Exercise brief: For the word "println", count the lines below that contain it. Give the number alone.

(Extracted records)
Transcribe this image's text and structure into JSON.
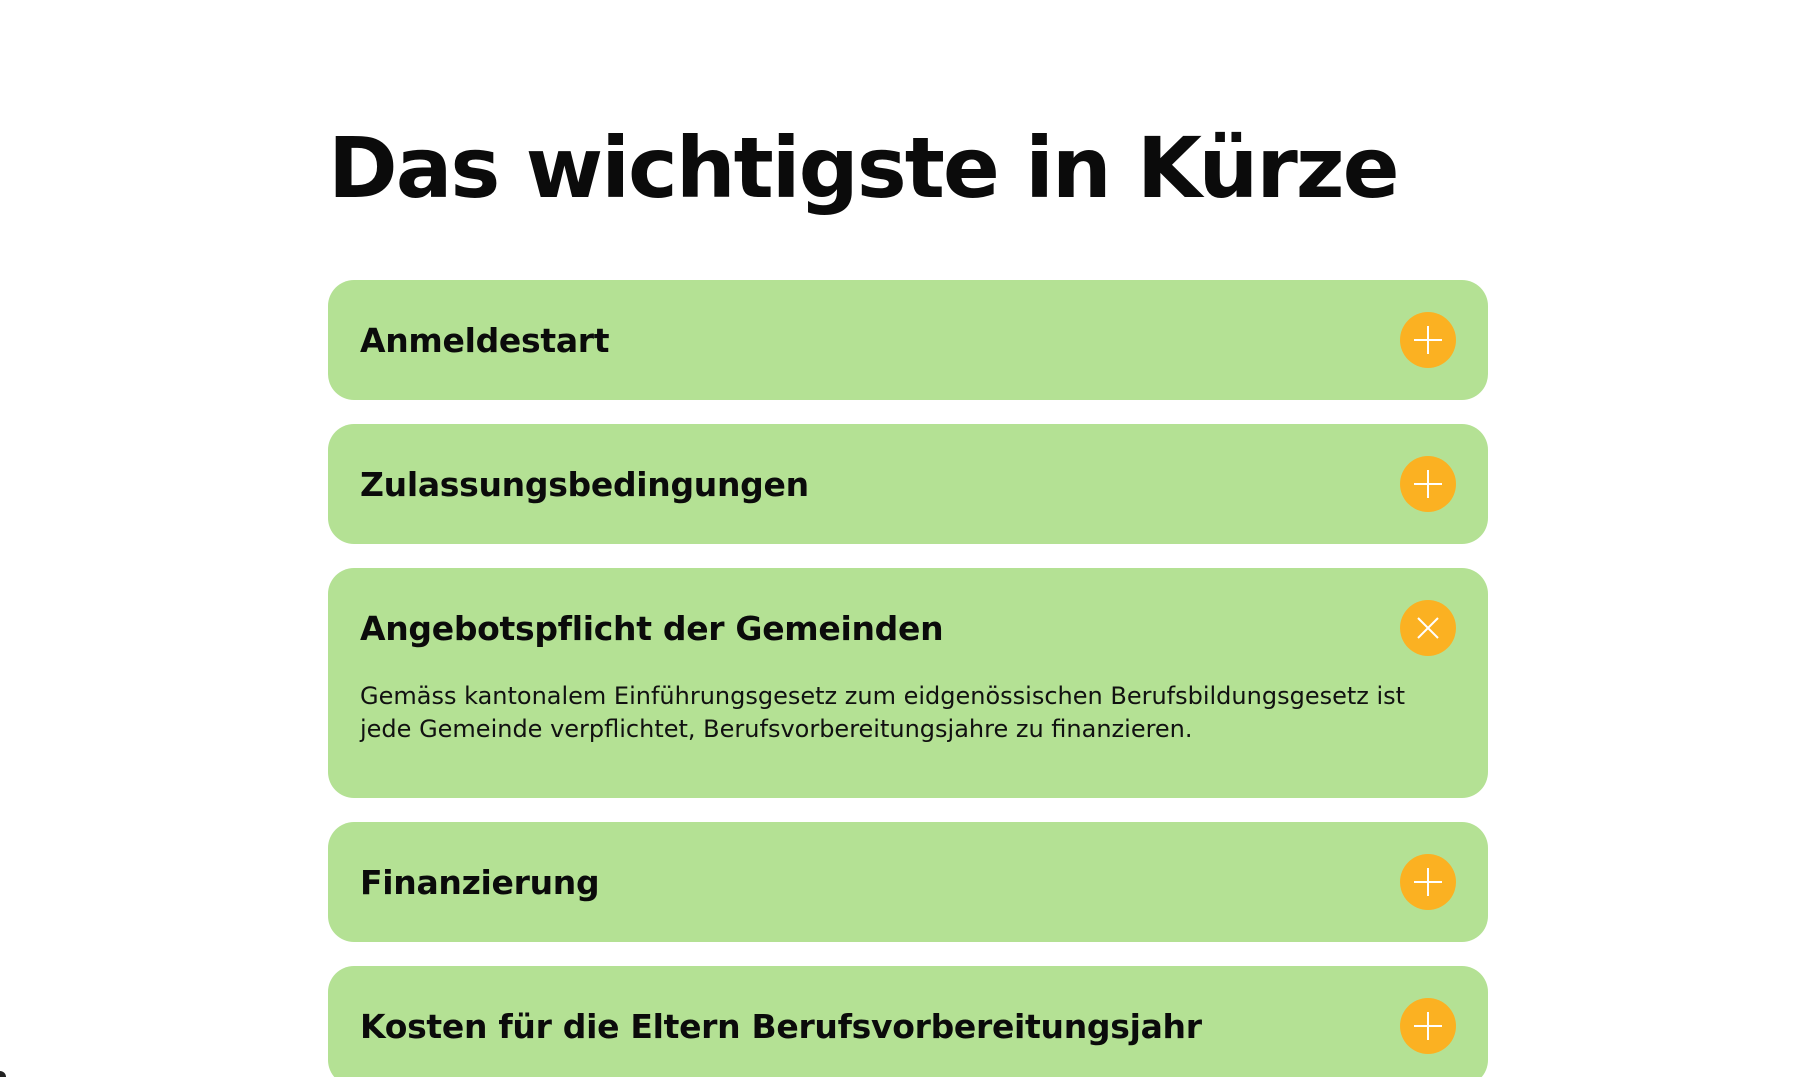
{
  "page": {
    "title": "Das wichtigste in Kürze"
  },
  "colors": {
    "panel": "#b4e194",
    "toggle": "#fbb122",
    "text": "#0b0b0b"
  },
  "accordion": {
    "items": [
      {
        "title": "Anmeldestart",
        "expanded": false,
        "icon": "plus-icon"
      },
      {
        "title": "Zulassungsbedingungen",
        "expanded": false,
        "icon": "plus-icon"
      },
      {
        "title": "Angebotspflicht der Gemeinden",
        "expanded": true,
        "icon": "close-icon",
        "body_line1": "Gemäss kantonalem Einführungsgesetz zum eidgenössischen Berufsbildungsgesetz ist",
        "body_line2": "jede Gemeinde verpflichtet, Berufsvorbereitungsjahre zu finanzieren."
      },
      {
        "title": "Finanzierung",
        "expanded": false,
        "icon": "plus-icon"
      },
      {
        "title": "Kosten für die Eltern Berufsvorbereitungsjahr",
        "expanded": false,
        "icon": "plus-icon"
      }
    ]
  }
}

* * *

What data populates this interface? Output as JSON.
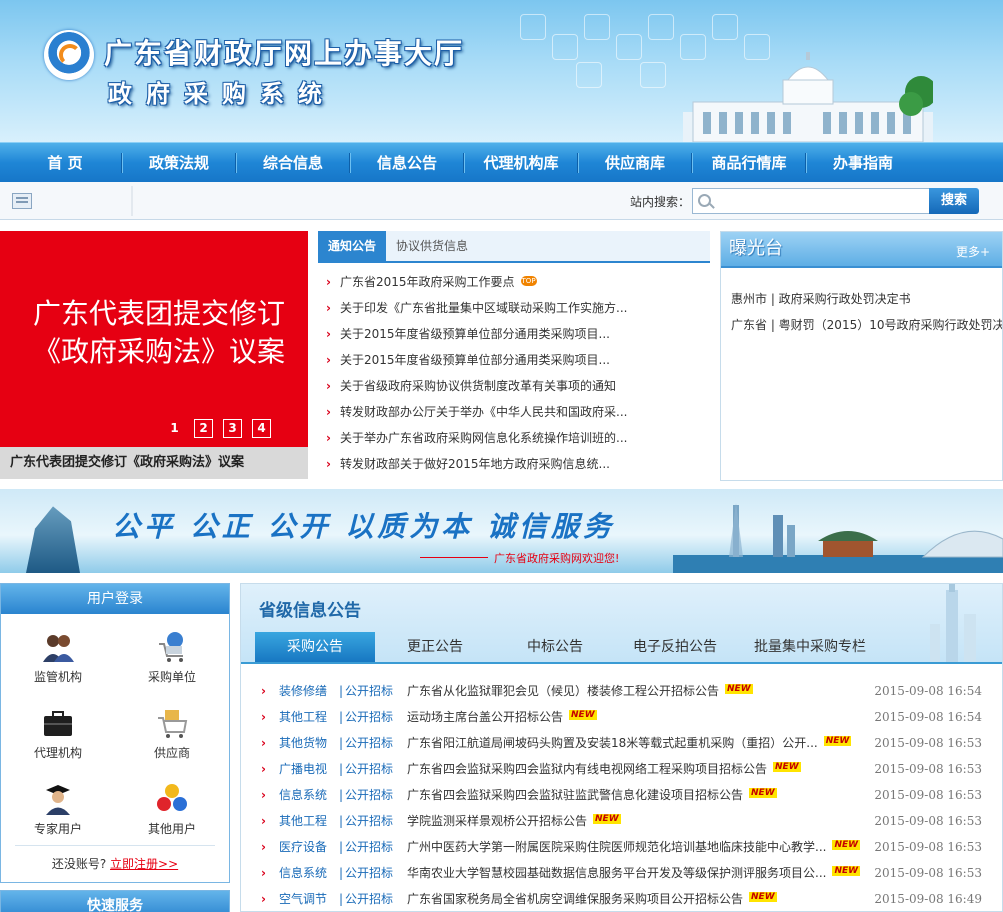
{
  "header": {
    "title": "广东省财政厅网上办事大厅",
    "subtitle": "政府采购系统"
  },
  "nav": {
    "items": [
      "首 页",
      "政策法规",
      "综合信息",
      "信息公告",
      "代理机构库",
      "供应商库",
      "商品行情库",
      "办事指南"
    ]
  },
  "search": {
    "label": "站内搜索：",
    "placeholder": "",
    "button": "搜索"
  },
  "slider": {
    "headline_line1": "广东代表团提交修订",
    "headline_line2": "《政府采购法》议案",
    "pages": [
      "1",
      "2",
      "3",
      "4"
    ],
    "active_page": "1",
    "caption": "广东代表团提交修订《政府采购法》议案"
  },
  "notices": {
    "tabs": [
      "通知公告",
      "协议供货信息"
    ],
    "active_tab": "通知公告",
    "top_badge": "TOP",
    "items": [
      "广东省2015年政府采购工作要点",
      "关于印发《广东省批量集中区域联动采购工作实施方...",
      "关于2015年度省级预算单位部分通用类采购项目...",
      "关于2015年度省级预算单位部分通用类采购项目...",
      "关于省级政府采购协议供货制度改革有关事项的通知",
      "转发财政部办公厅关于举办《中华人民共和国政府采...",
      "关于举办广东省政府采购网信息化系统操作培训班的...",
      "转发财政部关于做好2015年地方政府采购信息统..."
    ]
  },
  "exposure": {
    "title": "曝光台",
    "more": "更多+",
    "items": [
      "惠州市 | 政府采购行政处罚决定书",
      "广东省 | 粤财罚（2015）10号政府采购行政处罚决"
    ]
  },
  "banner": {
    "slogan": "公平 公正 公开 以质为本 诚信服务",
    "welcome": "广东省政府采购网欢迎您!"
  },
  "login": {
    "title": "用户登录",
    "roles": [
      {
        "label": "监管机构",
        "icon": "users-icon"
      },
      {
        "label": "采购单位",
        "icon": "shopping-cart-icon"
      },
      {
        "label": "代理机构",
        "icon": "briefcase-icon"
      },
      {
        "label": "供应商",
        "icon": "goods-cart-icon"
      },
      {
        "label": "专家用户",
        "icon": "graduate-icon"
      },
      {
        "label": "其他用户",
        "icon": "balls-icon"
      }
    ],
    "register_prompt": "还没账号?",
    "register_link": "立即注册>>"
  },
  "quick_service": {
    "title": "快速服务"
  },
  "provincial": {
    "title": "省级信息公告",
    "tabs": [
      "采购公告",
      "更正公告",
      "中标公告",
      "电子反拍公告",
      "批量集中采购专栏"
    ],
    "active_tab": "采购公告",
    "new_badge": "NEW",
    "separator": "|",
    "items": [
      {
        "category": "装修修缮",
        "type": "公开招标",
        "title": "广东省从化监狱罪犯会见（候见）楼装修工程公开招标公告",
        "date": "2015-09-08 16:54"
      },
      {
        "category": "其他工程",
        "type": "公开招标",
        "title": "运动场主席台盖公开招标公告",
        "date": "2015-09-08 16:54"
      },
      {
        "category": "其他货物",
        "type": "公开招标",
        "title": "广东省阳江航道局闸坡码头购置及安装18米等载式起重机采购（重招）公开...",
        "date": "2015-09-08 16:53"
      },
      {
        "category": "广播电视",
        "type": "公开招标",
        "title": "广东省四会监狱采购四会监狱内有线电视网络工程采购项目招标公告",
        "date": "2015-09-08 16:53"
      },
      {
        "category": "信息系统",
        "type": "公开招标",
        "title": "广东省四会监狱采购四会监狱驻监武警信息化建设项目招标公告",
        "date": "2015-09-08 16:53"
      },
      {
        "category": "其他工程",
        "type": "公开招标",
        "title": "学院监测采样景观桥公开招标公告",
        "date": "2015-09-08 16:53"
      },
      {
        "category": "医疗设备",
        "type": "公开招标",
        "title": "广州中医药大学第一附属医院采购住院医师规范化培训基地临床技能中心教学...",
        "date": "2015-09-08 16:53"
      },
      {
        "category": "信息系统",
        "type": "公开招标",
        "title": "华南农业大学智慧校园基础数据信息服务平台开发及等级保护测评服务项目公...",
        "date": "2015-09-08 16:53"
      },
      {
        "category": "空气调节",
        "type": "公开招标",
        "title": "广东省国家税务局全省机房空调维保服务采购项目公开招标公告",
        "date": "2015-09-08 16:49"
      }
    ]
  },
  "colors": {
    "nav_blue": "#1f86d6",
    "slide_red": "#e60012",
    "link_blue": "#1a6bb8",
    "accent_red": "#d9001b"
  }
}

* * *

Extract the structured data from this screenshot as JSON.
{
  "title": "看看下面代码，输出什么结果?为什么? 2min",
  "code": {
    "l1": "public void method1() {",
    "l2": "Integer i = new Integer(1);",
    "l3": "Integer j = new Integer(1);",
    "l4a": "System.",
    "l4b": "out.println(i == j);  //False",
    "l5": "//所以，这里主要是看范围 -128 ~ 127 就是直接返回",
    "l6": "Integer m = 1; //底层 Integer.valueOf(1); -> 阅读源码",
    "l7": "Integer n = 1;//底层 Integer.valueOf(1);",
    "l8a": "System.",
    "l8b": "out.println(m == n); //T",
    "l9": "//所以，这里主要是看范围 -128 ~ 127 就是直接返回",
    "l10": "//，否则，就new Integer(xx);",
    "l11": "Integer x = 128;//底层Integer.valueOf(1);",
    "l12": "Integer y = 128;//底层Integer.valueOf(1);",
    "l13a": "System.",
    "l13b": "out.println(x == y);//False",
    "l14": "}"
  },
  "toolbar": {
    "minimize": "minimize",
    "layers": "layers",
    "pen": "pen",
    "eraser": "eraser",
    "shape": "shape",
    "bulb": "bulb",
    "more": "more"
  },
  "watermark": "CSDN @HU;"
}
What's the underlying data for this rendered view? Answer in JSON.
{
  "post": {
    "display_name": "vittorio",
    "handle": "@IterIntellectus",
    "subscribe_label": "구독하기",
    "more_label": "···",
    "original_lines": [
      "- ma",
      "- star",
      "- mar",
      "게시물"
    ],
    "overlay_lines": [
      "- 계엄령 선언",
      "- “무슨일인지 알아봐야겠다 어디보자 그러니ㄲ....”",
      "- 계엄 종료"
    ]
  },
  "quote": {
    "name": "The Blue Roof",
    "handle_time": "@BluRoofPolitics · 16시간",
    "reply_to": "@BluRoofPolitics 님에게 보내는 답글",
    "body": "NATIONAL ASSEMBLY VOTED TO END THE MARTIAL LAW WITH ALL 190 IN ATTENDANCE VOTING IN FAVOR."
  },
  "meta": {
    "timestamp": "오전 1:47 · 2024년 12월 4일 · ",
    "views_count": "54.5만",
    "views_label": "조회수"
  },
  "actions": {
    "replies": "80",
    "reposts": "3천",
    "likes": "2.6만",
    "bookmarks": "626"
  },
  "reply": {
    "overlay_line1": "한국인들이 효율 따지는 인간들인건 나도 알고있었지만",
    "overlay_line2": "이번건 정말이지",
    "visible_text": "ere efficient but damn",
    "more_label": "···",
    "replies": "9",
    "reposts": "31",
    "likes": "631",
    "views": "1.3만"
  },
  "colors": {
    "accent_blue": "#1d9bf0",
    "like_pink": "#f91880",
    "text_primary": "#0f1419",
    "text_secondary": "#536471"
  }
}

Result: 3